The Cedar Rapids consulting firm has been working since late August to determine how best to handle Davenport's riverfront and implement mitigation strategies to protect properties and prevent another downtown flood as part of an ongoing flood study by the city.
Stadelmann on Tuesday presented aldermen with the results of an online survey and other public feedback gathered on conceptual strategies to ease or prevent disruptions caused by Mississippi River flooding.
The strategies include a mix of incremental improvements — from upgrading storm sewers to elevating sections of River Drive and adjacent streets prone to flooding — to transforming large spans of the riverfront with the construction of landscaped berms, levees and flood walls.
Overall, residents said the city needs to invest in long-term solutions with the anticipation of more frequent and more intense flooding, whether that be reconfiguring the city's storm sewer system, adding gates on storm sewer outfalls and installing pumping stations to prevent river water from backing up through the storm sewer system and inundating low-lying areas; raising sections of River Drive; or both.
Other suggestions include constructing four to five miles worth of levees, berms, flood walls and storm water pumping stations to match a 100-year flood event or greater.
"There does seem to be strong support for trading some permanent solutions instead of operational responses to flooding," Stadelmann said. "People feel that they do want to build some things that will make that flood response simpler or reduce that operational effort each time that if floods."
Residents also said they wanted to see more things to do along the riverfront and more natural areas to enjoy along the Mississippi — paired with some sort of permanent flood protection.
"Access was a big issue that people had about flooding, whether it was impact to their business because roads were closed and they couldn't get there, or just getting across town and access to city facilities," Stadelmann said. "And then, of course, the impact of flooding that is has on businesses, on people and their residences, and on community infrastructure."
More than 500 individuals responded to the online survey. Of those who responded, 74% were Davenport residents. The rest predominantly either worked or owned a business in Davenport or lived elsewhere in the Quad-Cities, according to HR Green.

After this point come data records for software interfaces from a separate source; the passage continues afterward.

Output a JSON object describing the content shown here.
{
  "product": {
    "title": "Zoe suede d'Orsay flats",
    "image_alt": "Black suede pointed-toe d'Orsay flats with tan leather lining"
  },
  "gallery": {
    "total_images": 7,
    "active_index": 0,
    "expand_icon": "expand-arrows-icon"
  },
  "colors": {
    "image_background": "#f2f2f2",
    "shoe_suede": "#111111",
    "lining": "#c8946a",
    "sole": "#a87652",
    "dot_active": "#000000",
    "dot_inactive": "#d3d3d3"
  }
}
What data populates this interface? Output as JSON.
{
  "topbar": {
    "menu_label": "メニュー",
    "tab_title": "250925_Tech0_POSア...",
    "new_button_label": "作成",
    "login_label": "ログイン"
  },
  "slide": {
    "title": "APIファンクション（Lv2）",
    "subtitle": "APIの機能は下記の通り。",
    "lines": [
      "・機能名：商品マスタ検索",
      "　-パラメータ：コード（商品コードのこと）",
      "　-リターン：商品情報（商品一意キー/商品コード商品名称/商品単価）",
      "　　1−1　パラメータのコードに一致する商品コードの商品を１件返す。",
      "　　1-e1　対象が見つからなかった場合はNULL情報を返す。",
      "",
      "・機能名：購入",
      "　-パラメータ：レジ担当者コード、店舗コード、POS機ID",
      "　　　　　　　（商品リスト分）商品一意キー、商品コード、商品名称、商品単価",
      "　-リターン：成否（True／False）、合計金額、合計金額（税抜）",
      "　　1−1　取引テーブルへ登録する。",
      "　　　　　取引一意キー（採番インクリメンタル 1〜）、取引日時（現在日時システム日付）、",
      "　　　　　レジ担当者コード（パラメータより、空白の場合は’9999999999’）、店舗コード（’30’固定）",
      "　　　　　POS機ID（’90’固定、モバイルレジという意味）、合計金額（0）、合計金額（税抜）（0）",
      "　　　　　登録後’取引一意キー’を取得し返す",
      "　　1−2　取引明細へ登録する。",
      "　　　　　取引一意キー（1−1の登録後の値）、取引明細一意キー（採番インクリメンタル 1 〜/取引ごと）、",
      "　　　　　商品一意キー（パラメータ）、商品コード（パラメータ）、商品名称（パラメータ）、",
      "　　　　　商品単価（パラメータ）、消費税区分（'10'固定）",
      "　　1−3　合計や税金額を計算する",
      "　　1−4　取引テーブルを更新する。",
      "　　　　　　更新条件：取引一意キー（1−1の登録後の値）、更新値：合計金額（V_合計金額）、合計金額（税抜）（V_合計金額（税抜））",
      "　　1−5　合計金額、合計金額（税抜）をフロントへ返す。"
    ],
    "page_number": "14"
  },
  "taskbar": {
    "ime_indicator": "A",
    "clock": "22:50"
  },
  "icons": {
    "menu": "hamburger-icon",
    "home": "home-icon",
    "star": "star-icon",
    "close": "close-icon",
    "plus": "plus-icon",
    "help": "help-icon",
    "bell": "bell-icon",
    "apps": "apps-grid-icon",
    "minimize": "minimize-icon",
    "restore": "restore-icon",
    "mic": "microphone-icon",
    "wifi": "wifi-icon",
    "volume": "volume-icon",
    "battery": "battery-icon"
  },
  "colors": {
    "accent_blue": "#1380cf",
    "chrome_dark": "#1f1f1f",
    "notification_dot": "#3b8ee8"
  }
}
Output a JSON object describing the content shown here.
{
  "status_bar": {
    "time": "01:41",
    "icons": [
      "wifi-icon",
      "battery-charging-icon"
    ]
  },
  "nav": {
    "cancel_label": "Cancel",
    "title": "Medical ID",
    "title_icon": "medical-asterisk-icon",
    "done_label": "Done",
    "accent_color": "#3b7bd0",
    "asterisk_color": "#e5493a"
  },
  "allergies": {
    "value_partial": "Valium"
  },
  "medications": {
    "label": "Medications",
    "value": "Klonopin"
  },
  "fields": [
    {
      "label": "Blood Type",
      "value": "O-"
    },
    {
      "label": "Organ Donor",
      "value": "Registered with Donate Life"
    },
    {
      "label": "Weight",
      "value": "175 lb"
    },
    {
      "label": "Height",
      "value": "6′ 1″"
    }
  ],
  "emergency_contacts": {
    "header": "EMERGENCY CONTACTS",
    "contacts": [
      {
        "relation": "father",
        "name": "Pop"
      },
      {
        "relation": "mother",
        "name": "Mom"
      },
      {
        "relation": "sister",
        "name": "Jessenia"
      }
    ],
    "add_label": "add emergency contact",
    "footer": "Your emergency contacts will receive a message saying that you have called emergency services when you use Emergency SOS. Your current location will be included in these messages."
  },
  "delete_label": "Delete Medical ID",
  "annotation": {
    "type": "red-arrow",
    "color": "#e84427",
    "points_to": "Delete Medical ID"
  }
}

Key takeaways from the survey include:
- 73% of respondents said the city's flood strategy needs to prioritize protection for businesses and commercial buildings; 63% said a flood plan should prioritize homes and residents
- 64% said any flood plan should provide protection to the highest elevation possible
- 60% supported underground sewer improvements, seen as more cost effective and a first step that sets the groundwork for future improvements but are quicker to implement and would help prevent streets from flooding at certain flood stages. Other respondents saw it as too low of a bar for flood protection that requires too much maintenance
- 50% supported the construction of berms and elevating roads, feeling the former was more visually attractive than a wall. Residents also saw the strategy as an opportunity to still allow pedestrian and recreational uses along the riverfront while providing permanent and reliable flood protection at a lower maintenance cost. Others expressed concerns of obstructing views of the riverfront. Some expressed concerns about pushing flooding downstream
- 40% said they support construction of a flood wall as a viable long-term investment that will help protect businesses homes, residents and city infrastructure from flooding that's forecast to only get worse
Davenport Public Works Director Nicole Gleason said Davenport aldermen will be asked to provide feedback and direction to HR Green in the coming few weeks on the conceptual strategies to help the consultant refine the preferred strategies and draft recommendations.
Gleason said HR Green will launch another round of public engagement this summer to gather feedback on proposed recommendations before presenting a full report and finalized proposal to aldermen this fall, including proposed funding and implementation strategies.